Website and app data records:
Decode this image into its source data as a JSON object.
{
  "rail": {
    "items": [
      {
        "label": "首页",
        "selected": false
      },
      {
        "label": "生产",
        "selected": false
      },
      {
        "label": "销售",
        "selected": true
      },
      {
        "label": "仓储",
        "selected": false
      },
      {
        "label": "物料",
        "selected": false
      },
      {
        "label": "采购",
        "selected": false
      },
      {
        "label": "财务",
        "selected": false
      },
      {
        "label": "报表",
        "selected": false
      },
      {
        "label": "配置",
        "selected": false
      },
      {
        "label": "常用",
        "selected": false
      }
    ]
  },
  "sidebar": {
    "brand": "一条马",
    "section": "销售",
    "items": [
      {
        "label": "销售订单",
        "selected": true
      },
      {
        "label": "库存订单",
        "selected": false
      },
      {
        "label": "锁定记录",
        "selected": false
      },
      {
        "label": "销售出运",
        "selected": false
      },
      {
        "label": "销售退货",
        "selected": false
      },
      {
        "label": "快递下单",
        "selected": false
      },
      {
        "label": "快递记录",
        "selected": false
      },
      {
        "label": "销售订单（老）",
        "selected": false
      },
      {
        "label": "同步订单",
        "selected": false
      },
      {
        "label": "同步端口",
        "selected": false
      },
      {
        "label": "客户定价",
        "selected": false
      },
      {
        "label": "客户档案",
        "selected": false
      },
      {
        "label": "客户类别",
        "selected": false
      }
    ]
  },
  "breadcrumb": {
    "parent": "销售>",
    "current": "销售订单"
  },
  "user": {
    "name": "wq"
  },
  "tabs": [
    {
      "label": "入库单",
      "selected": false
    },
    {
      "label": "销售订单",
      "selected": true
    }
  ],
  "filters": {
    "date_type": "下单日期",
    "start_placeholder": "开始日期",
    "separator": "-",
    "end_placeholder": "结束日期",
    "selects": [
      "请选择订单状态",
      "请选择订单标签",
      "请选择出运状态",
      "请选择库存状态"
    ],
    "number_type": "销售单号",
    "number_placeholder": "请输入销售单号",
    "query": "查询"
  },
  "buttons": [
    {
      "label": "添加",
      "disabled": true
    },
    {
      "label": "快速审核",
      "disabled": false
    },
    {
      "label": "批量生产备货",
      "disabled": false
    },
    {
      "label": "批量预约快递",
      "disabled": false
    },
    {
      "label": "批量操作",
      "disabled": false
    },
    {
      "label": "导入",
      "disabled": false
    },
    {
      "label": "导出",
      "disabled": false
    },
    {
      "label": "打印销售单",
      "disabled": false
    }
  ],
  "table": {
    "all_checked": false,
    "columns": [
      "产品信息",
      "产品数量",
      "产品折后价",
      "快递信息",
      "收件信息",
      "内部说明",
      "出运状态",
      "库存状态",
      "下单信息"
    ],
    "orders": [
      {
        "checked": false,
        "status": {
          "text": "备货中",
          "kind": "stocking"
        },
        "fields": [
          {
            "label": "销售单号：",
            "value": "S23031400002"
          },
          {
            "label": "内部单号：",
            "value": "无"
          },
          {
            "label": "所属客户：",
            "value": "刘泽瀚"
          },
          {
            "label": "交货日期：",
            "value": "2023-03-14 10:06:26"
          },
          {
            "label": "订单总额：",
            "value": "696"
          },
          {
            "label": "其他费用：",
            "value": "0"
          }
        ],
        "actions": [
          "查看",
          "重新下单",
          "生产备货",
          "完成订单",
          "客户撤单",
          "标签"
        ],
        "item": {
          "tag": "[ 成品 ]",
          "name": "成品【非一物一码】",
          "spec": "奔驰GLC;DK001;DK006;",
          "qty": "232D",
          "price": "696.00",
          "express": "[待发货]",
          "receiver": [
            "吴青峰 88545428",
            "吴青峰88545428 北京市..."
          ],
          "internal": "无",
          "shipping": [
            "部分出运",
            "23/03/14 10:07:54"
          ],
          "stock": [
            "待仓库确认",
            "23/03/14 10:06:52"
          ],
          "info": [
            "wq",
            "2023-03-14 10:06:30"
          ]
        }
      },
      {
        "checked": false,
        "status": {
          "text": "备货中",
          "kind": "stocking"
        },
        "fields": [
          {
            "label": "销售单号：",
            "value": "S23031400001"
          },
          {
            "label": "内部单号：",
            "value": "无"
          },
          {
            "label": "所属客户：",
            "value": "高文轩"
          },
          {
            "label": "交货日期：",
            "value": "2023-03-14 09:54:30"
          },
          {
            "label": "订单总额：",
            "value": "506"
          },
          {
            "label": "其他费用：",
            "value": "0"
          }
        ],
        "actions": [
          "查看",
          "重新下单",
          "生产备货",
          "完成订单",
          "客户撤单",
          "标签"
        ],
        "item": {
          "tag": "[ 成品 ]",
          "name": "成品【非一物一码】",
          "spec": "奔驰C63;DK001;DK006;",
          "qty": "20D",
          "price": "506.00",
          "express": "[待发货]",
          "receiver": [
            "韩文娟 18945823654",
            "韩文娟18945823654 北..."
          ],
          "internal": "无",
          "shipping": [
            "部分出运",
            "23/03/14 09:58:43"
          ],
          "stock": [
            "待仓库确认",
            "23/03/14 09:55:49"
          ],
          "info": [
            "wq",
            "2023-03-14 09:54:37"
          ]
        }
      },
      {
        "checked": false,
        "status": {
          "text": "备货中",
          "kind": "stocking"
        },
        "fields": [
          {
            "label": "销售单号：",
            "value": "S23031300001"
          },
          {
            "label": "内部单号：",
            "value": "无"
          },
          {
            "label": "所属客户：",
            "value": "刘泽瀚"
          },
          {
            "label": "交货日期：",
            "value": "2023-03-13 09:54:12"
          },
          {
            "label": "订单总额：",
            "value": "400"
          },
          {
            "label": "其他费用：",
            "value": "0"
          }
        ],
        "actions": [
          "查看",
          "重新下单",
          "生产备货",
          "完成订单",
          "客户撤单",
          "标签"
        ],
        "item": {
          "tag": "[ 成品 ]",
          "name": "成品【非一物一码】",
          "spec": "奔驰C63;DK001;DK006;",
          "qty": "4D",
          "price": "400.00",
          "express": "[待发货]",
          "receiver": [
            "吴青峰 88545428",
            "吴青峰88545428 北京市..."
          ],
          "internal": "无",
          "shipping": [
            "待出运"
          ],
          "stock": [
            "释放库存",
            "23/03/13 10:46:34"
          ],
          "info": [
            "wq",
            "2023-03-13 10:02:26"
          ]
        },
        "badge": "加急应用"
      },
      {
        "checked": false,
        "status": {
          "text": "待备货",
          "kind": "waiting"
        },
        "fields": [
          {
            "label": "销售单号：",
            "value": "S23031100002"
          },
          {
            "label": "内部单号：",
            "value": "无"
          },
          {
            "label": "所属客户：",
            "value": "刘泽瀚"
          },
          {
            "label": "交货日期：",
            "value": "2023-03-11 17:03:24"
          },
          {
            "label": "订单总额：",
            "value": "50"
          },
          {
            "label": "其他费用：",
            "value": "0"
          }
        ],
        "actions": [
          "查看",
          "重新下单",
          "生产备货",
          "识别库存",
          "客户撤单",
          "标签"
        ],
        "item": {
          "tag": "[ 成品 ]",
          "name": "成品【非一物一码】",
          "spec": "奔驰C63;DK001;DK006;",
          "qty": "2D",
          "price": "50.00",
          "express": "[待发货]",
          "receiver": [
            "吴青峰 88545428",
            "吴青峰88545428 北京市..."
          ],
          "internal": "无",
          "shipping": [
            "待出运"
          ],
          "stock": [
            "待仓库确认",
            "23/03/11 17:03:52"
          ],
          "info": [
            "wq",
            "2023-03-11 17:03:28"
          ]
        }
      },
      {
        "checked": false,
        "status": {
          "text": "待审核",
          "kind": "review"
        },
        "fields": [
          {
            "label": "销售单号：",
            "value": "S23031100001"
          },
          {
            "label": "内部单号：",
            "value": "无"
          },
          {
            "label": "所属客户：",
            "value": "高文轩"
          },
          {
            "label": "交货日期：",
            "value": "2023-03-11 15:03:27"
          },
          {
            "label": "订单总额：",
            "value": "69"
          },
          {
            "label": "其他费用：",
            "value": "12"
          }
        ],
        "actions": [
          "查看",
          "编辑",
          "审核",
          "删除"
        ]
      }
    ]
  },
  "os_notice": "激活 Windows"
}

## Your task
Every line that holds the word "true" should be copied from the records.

## Your solution
        "selected": true
        "selected": true
      "selected": true
      "disabled": true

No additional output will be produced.